Your assignment
Filter the listing below, please, and copy only the lines with the word "apache".

------------------------------------------------------------------------

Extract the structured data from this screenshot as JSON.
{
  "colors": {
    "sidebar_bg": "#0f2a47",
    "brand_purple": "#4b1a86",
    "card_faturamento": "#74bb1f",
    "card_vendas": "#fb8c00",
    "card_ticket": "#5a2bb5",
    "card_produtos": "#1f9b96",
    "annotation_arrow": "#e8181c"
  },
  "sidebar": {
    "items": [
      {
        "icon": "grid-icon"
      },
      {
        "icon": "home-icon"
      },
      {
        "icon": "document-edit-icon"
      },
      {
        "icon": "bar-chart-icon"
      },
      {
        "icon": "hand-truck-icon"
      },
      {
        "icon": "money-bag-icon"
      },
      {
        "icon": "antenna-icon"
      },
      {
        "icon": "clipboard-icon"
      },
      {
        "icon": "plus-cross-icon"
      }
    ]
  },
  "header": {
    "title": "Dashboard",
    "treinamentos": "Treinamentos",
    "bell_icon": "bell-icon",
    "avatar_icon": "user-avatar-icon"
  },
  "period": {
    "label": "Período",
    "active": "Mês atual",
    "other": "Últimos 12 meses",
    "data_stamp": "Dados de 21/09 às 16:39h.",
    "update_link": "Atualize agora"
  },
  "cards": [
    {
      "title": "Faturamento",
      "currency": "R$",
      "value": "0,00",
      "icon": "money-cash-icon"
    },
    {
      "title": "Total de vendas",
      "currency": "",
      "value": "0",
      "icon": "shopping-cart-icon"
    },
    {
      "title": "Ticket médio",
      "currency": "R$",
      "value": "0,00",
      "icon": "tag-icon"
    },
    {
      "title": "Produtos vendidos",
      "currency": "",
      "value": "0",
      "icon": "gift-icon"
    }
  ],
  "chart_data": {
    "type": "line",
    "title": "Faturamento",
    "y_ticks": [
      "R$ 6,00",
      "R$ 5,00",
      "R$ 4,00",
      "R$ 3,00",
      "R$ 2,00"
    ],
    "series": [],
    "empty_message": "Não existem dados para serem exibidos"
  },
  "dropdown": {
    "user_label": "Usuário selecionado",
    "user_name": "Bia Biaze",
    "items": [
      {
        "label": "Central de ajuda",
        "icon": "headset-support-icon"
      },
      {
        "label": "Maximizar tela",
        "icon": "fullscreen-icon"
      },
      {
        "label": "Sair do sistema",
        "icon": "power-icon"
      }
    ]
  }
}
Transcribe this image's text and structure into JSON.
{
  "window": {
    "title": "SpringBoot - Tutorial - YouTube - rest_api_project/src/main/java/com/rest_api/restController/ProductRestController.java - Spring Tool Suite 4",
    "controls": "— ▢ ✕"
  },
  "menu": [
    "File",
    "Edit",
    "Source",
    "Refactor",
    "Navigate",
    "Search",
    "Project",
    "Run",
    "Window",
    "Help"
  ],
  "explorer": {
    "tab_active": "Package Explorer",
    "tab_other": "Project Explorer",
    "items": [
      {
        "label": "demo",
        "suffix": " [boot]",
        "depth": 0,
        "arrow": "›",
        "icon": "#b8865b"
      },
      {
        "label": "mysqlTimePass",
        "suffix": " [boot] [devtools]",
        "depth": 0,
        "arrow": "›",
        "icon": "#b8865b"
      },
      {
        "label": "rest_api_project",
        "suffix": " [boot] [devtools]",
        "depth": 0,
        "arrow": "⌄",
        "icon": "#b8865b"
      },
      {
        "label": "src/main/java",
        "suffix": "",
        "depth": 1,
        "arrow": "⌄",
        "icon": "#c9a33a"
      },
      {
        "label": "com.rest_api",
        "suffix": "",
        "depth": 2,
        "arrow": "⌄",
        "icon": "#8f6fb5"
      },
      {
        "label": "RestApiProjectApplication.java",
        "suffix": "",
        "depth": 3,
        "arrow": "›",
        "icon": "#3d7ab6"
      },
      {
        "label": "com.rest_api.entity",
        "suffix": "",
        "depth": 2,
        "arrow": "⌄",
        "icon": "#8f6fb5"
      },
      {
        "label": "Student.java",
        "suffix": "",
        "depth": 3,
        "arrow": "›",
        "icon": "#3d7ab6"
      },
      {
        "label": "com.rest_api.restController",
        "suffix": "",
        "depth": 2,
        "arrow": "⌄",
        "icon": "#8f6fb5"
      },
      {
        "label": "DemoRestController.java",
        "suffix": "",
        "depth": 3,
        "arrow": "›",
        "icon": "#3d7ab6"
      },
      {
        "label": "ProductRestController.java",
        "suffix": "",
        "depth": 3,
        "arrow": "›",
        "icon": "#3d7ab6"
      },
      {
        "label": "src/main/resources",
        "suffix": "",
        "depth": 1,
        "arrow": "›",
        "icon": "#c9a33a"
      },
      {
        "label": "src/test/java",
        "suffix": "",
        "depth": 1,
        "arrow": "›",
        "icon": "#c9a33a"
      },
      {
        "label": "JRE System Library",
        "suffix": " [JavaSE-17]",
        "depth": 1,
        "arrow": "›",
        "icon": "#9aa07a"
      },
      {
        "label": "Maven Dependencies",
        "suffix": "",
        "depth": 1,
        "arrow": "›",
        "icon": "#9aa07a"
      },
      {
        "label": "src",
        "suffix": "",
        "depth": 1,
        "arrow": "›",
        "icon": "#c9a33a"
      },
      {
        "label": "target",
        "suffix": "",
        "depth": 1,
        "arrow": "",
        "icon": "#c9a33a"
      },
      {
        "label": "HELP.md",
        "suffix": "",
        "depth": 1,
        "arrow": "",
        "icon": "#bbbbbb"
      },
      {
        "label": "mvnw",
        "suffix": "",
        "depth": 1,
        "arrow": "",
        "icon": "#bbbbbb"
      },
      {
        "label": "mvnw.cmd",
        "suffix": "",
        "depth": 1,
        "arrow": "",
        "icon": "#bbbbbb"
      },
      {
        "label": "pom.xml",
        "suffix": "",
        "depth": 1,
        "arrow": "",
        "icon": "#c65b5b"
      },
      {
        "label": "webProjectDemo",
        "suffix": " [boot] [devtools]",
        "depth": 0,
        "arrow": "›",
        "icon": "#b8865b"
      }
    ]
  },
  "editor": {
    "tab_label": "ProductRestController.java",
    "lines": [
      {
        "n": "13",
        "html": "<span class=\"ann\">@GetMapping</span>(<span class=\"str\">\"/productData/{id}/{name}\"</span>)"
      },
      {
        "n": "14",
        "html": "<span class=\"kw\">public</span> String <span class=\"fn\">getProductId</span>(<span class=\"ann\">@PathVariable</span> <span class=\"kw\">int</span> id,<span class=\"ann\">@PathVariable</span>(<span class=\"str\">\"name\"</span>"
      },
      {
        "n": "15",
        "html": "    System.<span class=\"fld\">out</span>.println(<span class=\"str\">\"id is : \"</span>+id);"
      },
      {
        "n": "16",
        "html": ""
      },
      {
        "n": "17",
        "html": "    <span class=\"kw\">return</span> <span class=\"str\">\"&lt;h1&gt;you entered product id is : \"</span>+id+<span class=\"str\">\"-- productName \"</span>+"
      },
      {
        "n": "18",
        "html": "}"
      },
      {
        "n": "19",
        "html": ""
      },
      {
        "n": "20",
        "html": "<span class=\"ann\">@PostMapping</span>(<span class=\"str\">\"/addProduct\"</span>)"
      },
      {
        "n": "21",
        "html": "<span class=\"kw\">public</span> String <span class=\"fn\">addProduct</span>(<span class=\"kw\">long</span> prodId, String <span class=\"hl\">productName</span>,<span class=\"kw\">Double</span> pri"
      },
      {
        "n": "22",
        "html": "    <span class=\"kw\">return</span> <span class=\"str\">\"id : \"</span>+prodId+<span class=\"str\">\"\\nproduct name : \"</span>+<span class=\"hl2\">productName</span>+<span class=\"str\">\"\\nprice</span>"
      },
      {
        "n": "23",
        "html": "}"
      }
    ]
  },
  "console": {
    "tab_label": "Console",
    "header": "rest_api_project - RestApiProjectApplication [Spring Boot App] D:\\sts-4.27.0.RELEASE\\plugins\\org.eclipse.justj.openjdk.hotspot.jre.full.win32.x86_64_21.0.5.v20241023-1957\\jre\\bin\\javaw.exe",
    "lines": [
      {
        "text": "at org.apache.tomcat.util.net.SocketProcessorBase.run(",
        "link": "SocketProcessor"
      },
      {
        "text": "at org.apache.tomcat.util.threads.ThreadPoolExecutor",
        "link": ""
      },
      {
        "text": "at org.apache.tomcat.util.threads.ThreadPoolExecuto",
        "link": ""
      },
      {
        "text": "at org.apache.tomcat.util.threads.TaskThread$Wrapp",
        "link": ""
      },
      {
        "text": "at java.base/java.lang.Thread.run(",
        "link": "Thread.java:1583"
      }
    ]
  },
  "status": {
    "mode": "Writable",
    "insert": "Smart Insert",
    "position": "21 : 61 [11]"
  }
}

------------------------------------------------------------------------

Final answer
        "text": "at org.apache.tomcat.util.net.SocketProcessorBase.run(",
        "text": "at org.apache.tomcat.util.threads.ThreadPoolExecutor",
        "text": "at org.apache.tomcat.util.threads.ThreadPoolExecuto",
        "text": "at org.apache.tomcat.util.threads.TaskThread$Wrapp",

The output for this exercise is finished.